_About this task_
Each record below should be given again exactly as it reads.

(Excerpts from a dataset)

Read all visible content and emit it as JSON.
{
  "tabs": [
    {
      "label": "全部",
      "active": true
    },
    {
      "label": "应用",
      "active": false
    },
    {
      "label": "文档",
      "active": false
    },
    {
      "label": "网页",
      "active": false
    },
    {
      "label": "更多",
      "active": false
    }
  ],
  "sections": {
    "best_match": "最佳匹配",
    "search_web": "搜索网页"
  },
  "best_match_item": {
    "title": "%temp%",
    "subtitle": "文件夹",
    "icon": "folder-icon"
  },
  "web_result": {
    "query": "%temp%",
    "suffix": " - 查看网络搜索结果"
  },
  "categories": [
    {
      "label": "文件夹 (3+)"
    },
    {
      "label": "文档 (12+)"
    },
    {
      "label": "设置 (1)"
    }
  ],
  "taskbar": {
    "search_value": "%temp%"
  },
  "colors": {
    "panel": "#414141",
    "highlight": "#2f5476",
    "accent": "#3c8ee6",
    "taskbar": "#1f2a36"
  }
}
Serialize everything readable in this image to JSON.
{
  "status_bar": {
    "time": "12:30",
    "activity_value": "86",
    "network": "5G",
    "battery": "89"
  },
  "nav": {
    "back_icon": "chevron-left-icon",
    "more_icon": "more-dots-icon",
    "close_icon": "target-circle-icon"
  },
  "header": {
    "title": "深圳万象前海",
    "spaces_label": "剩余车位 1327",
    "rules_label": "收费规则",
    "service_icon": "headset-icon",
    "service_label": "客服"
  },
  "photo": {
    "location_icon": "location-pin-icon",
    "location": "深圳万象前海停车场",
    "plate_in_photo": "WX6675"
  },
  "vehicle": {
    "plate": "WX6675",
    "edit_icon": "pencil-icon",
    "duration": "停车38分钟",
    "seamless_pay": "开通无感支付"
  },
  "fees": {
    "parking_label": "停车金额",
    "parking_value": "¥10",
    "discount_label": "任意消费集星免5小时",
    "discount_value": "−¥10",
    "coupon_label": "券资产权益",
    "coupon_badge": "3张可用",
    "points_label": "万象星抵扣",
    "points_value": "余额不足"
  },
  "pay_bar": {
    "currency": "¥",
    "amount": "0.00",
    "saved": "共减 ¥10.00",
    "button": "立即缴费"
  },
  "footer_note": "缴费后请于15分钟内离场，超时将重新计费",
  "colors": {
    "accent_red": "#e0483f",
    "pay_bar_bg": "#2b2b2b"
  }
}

_Response to the task_
Read all visible content and emit it as JSON.
{
  "tabs": [
    {
      "label": "全部",
      "active": true
    },
    {
      "label": "应用",
      "active": false
    },
    {
      "label": "文档",
      "active": false
    },
    {
      "label": "网页",
      "active": false
    },
    {
      "label": "更多",
      "active": false
    }
  ],
  "sections": {
    "best_match": "最佳匹配",
    "search_web": "搜索网页"
  },
  "best_match_item": {
    "title": "%temp%",
    "subtitle": "文件夹",
    "icon": "folder-icon"
  },
  "web_result": {
    "query": "%temp%",
    "suffix": " - 查看网络搜索结果"
  },
  "categories": [
    {
      "label": "文件夹 (3+)"
    },
    {
      "label": "文档 (12+)"
    },
    {
      "label": "设置 (1)"
    }
  ],
  "taskbar": {
    "search_value": "%temp%"
  },
  "colors": {
    "panel": "#414141",
    "highlight": "#2f5476",
    "accent": "#3c8ee6",
    "taskbar": "#1f2a36"
  }
}
Serialize everything readable in this image to JSON.
{
  "status_bar": {
    "time": "12:30",
    "activity_value": "86",
    "network": "5G",
    "battery": "89"
  },
  "nav": {
    "back_icon": "chevron-left-icon",
    "more_icon": "more-dots-icon",
    "close_icon": "target-circle-icon"
  },
  "header": {
    "title": "深圳万象前海",
    "spaces_label": "剩余车位 1327",
    "rules_label": "收费规则",
    "service_icon": "headset-icon",
    "service_label": "客服"
  },
  "photo": {
    "location_icon": "location-pin-icon",
    "location": "深圳万象前海停车场",
    "plate_in_photo": "WX6675"
  },
  "vehicle": {
    "plate": "WX6675",
    "edit_icon": "pencil-icon",
    "duration": "停车38分钟",
    "seamless_pay": "开通无感支付"
  },
  "fees": {
    "parking_label": "停车金额",
    "parking_value": "¥10",
    "discount_label": "任意消费集星免5小时",
    "discount_value": "−¥10",
    "coupon_label": "券资产权益",
    "coupon_badge": "3张可用",
    "points_label": "万象星抵扣",
    "points_value": "余额不足"
  },
  "pay_bar": {
    "currency": "¥",
    "amount": "0.00",
    "saved": "共减 ¥10.00",
    "button": "立即缴费"
  },
  "footer_note": "缴费后请于15分钟内离场，超时将重新计费",
  "colors": {
    "accent_red": "#e0483f",
    "pay_bar_bg": "#2b2b2b"
  }
}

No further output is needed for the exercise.